The global electronics market has seen a good start in 2010, but Hungary lags behind the worldwide trends.

At a global level, the electronics market – including home entertainment, IT, photo and telecommunications – showed a significant increase in the first three months of the year, according to a recent study by Gfk Hungária.

Of the top ten product groups, that add up some 85% of the entire market, eight generated massive growth globally in Q1 from the same period of last year. However, out of these eight, only three – mobile phones, smart phones and portable PCs managed to increase in Hungary over the same period, the study says.

As for the Asia and Pacific region, the market increased 13% in Q1 from the previous year, following a 1% decline from 2008 to 2009. Latin-American markets showed a more prominent improvement: while there was a 19% decline in 2009 from the previous year, the growth was 38% in January-March this year from the same period of 2009.

While African and Middle-Eastern markets also performed well, with a 15% increase, Western Europe saw only some 4%, and Eastern European markets produced 12% decline.

While demand for the top ten categories has grown worldwide, they were less sought-after in Hungary during the first three months of the year: compared to the same period of 2009, the market saw a 2.6% decline, with only three segments showing notable growth.

But April gave more reason for optimism, as it turns out from the Gfk study. In April, five of the top categories saw increases: in addition to the mobile, smart phones and portable PCs, game consoles and LCD televisions were selling better. The Gfk attributed the latter to the Football World Cup: “LCDs will probably sell better at a yearly level as well due to the championship,” Andrea Sztupár, country manager at Gfk Hungária forecasted.

Whether the market will continue to see positive tendencies greatly depends on the performance of the Western European and North American markets, the study claims. The current boom was unquestionably caused by the increased demand on the emerging markets.

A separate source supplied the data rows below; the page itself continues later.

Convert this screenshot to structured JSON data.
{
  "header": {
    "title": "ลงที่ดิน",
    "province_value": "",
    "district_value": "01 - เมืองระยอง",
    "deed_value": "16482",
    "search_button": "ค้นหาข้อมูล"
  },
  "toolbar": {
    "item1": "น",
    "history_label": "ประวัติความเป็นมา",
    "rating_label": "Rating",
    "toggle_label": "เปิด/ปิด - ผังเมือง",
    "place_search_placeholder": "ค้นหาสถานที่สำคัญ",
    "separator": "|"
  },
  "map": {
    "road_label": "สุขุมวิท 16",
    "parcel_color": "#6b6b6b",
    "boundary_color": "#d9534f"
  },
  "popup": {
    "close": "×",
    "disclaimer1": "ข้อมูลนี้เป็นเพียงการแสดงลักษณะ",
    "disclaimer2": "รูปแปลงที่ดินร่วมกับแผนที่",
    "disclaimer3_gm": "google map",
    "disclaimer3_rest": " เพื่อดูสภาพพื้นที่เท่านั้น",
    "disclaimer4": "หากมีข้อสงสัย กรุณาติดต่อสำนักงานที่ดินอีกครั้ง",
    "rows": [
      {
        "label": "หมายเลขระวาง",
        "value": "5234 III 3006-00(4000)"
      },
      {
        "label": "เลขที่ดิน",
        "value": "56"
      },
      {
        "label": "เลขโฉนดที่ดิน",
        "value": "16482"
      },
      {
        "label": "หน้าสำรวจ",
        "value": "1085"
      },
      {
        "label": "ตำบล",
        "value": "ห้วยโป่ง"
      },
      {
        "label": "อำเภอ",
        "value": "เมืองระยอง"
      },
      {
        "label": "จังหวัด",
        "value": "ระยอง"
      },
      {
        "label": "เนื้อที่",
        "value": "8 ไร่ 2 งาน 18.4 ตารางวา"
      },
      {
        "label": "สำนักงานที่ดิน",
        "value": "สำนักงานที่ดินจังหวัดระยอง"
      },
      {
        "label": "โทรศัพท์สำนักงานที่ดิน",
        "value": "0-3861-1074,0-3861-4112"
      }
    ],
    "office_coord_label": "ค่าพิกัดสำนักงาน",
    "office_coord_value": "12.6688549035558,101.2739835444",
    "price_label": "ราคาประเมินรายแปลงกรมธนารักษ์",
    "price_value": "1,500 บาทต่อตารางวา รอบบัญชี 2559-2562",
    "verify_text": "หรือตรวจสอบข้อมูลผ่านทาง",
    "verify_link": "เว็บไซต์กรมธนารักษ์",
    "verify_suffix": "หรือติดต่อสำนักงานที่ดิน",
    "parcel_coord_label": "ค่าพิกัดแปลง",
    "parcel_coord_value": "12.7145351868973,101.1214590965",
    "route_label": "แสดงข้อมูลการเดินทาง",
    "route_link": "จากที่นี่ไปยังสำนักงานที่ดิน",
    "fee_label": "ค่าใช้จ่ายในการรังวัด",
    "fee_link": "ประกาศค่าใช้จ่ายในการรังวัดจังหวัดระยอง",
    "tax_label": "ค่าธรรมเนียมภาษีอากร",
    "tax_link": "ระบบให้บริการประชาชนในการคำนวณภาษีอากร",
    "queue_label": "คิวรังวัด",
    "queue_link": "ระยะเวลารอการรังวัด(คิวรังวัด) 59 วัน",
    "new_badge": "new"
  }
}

But what will happen once these markets become saturated and households will not need any more gadgets? The Gfk study says that in order to maintain positive market trends, manufacturers should focus not only on new technologies but also on new ways of utilization. (